1. J.B. Quinn, Intelligent Enterprise (New York: Free Press, 1992).

2. P.F. Drucker, “Toward the New Organization,” Leader to Leader (San Francisco: Jossey-Bass, 1997), pp. 6–8; and

D.E. Bowen and C. Siehl, “The Future of Human Resource Management: March and Simon (1958) Revisited,” Human Resource Management Journal, volume 36, number 1, 1997, pp. 57–64.

3. D. Ulrich, R. Halbrook, D. Meder, and M. Stuchlik, “Employee and Customer Attachment: Synergies for Competitive Advantage,” Human Resource Planning, volume 4, 1991, pp. 89–102;

B. Schneider and D.E. Bowen, Winning the Service Game (Cambridge, Massachusetts: Harvard University Press, 1995);

B. Schneider and D.E. Bowen, “Employee and Customer Perceptions of Service in Banks: Replication and Extension,” Journal of Applied Psychology, volume 70, number 6, 1985, pp. 423–433; and

B. Fromm and L. Schlesinger, The Real Heroes of Business and Not a CEO among Them (New York: Doubleday, 1993).

4. J.B. Quinn, “Leveraging Intellect,” Academy of Management Executive, volume 10, number 1, 1996, pp. 7–27;

H. Saint-Onge, “Tacit Knowledge: The Key to the Strategic Alignment of Intellectual Capital,” Strategy and Leadership, volume 2, March–April 1996, pp. 10–14; and

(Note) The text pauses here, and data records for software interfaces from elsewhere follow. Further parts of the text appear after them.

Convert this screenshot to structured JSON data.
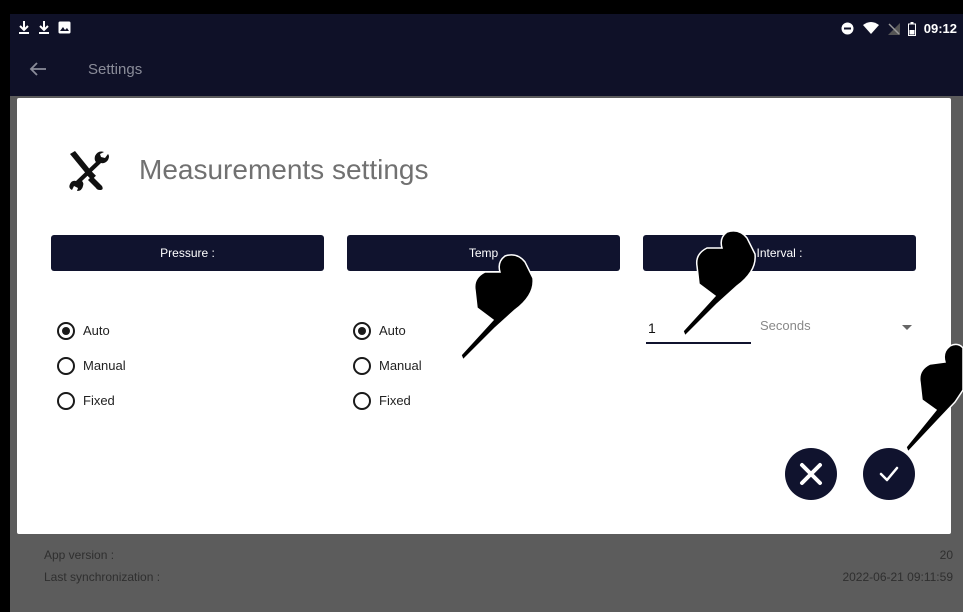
{
  "statusbar": {
    "time": "09:12"
  },
  "appbar": {
    "title": "Settings"
  },
  "background": {
    "app_version_label": "App version :",
    "app_version_value": "20",
    "last_sync_label": "Last synchronization :",
    "last_sync_value": "2022-06-21 09:11:59"
  },
  "dialog": {
    "title": "Measurements settings",
    "pressure": {
      "header": "Pressure :",
      "options": [
        {
          "label": "Auto",
          "selected": true
        },
        {
          "label": "Manual",
          "selected": false
        },
        {
          "label": "Fixed",
          "selected": false
        }
      ]
    },
    "temperature": {
      "header": "Temp",
      "options": [
        {
          "label": "Auto",
          "selected": true
        },
        {
          "label": "Manual",
          "selected": false
        },
        {
          "label": "Fixed",
          "selected": false
        }
      ]
    },
    "interval": {
      "header": "Interval :",
      "value": "1",
      "unit": "Seconds"
    }
  },
  "colors": {
    "navy": "#10132e",
    "statusbar": "#0f1128",
    "overlay": "#5c5c5c"
  }
}
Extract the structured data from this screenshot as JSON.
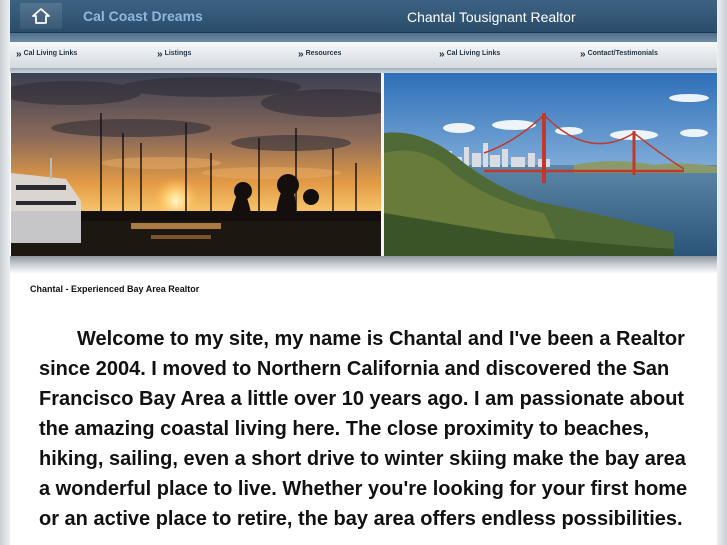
{
  "header": {
    "home_icon": "home-icon",
    "site_title": "Cal Coast Dreams",
    "realtor_name": "Chantal Tousignant Realtor"
  },
  "nav": {
    "arrow_glyph": "»",
    "items": [
      {
        "label": "Cal Living Links"
      },
      {
        "label": "Listings"
      },
      {
        "label": "Resources"
      },
      {
        "label": "Cal Living Links"
      },
      {
        "label": "Contact/Testimonials"
      }
    ]
  },
  "banner": {
    "left_photo": "marina-sunset-photo",
    "right_photo": "golden-gate-bridge-photo"
  },
  "content": {
    "heading": "Chantal - Experienced Bay Area Realtor",
    "intro": "Welcome to my site, my name is Chantal and I've been a Realtor since 2004. I moved to Northern California and discovered the San Francisco Bay Area a little over 10 years ago.   I am passionate about the amazing coastal living here. The close proximity to beaches, hiking, sailing, even a short drive to winter skiing make the bay area a wonderful place to live. Whether you're looking for your first home or an active place to retire, the bay area offers endless possibilities."
  },
  "colors": {
    "header_bar": "#2b4d6b",
    "site_title": "#8fb8e0",
    "header_text": "#ffffff",
    "body_text": "#111111"
  }
}
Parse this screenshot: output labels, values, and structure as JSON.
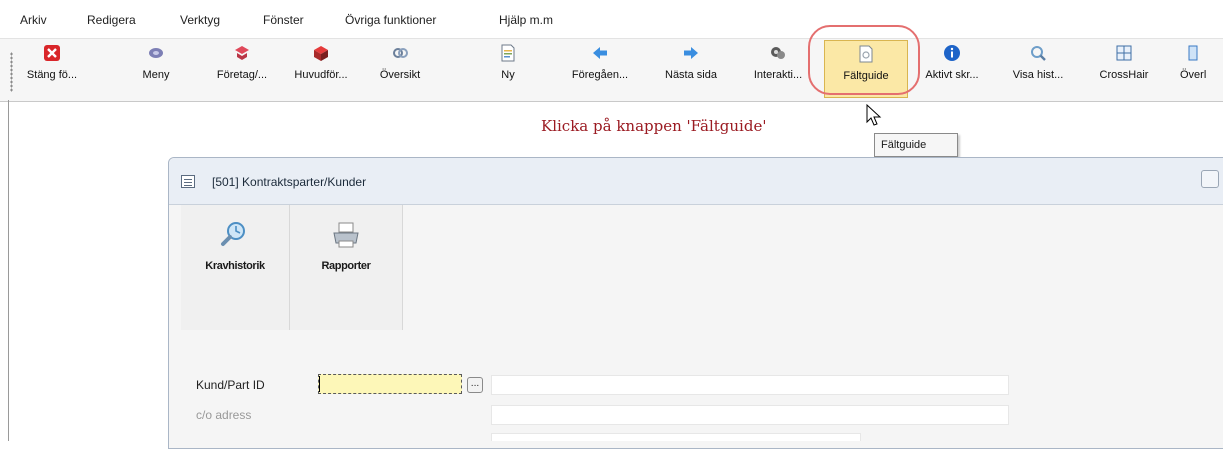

T. Stewart, Intellectual Capital (New York: Double-day/Currency, 1997).

5. W. Ulrich, “Identification and Referral of Depressed Secondary School Students” (Ann Arbor, Michigan: University of Michigan, doctoral dissertation, 1989).

6. The argument that aspirations should exceed resources is made in:

G. Hamel and C.K. Prahalad, Competing for the Future (Boston: Harvard Business School Press, 1994).

7. S. Kerr, personal conversation.

8. Work Out has been described in a number of publications; this discussion is based on my experience and work with General Electric.

9. M. Hammer and J. Champy, Reengineering the Corporation (New York: HarperBusiness, 1993).

10. C. Larson and F. LaFasto, Teamwork (Newbury, California: Sage Publications, 1989);

S. Mohrman, S. Cohen, and A. Mohrman, Jr., Designing Team-Based Organizations: New Forms of Knowledge Work (San Francisco: Jossey-Bass, 1995); and

J.R. Katzenbach and D. Smith, The Wisdom of Teams (Boston: Harvard Business School Press, 1993).

11. This example comes from a speech by Thurgood Marshall in 1992 on leadership in the military model that he presented to General Electric employees charged with developing GE leaders.

12. B.P. Sunoo, “How Fun Flies at Southwest Airlines,” Personnel Journal, June 1995, pp. 37–41.

13. D. Anfuso, “PepsiCo Shared Power and Wealth with Workers,”Personnel Journal, June 1995, pp. 42–49.

14. For a review of trends in development and learning, see:

D. Ulrich and H. Greenfield, “From Training and Development to Development and Learning,” American Journal of Management Development, volume 1, number 2, 1995, pp. 11–22.